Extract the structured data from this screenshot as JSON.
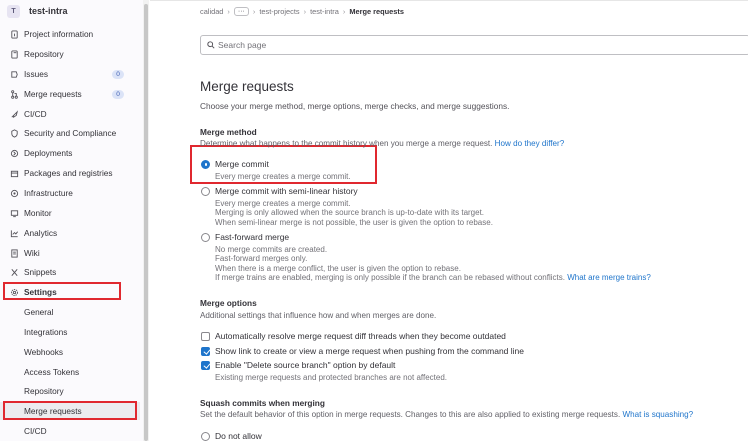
{
  "project": {
    "avatar_letter": "T",
    "name": "test-intra"
  },
  "sidebar": {
    "items": [
      {
        "label": "Project information",
        "icon": "info-icon"
      },
      {
        "label": "Repository",
        "icon": "book-icon"
      },
      {
        "label": "Issues",
        "icon": "issues-icon",
        "badge": "0"
      },
      {
        "label": "Merge requests",
        "icon": "merge-request-icon",
        "badge": "0"
      },
      {
        "label": "CI/CD",
        "icon": "rocket-icon"
      },
      {
        "label": "Security and Compliance",
        "icon": "shield-icon"
      },
      {
        "label": "Deployments",
        "icon": "deployments-icon"
      },
      {
        "label": "Packages and registries",
        "icon": "package-icon"
      },
      {
        "label": "Infrastructure",
        "icon": "infrastructure-icon"
      },
      {
        "label": "Monitor",
        "icon": "monitor-icon"
      },
      {
        "label": "Analytics",
        "icon": "chart-icon"
      },
      {
        "label": "Wiki",
        "icon": "wiki-icon"
      },
      {
        "label": "Snippets",
        "icon": "snippet-icon"
      },
      {
        "label": "Settings",
        "icon": "settings-icon"
      }
    ],
    "settings_sub": [
      "General",
      "Integrations",
      "Webhooks",
      "Access Tokens",
      "Repository",
      "Merge requests",
      "CI/CD"
    ]
  },
  "breadcrumb": {
    "group": "calidad",
    "ellipsis": "···",
    "subgroup": "test-projects",
    "project": "test-intra",
    "current": "Merge requests"
  },
  "search": {
    "placeholder": "Search page"
  },
  "page": {
    "title": "Merge requests",
    "description": "Choose your merge method, merge options, merge checks, and merge suggestions."
  },
  "merge_method": {
    "title": "Merge method",
    "help": "Determine what happens to the commit history when you merge a merge request.",
    "help_link": "How do they differ?",
    "options": [
      {
        "label": "Merge commit",
        "selected": true,
        "lines": [
          "Every merge creates a merge commit."
        ]
      },
      {
        "label": "Merge commit with semi-linear history",
        "selected": false,
        "lines": [
          "Every merge creates a merge commit.",
          "Merging is only allowed when the source branch is up-to-date with its target.",
          "When semi-linear merge is not possible, the user is given the option to rebase."
        ]
      },
      {
        "label": "Fast-forward merge",
        "selected": false,
        "lines": [
          "No merge commits are created.",
          "Fast-forward merges only.",
          "When there is a merge conflict, the user is given the option to rebase.",
          "If merge trains are enabled, merging is only possible if the branch can be rebased without conflicts."
        ],
        "link": "What are merge trains?"
      }
    ]
  },
  "merge_options": {
    "title": "Merge options",
    "help": "Additional settings that influence how and when merges are done.",
    "checkboxes": [
      {
        "label": "Automatically resolve merge request diff threads when they become outdated",
        "checked": false
      },
      {
        "label": "Show link to create or view a merge request when pushing from the command line",
        "checked": true
      },
      {
        "label": "Enable \"Delete source branch\" option by default",
        "checked": true,
        "help": "Existing merge requests and protected branches are not affected."
      }
    ]
  },
  "squash": {
    "title": "Squash commits when merging",
    "help": "Set the default behavior of this option in merge requests. Changes to this are also applied to existing merge requests.",
    "help_link": "What is squashing?",
    "options": [
      {
        "label": "Do not allow",
        "selected": false
      }
    ]
  },
  "colors": {
    "highlight": "#e0282f",
    "accent": "#1f75cb"
  }
}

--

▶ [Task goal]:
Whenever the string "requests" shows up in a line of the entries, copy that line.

▶ [Written answer]:
        "label": "Merge requests",
      "Merge requests",
    "current": "Merge requests"
    "title": "Merge requests",
        "help": "Existing merge requests and protected branches are not affected."
    "help": "Set the default behavior of this option in merge requests. Changes to this are also applied to existing merge requests.",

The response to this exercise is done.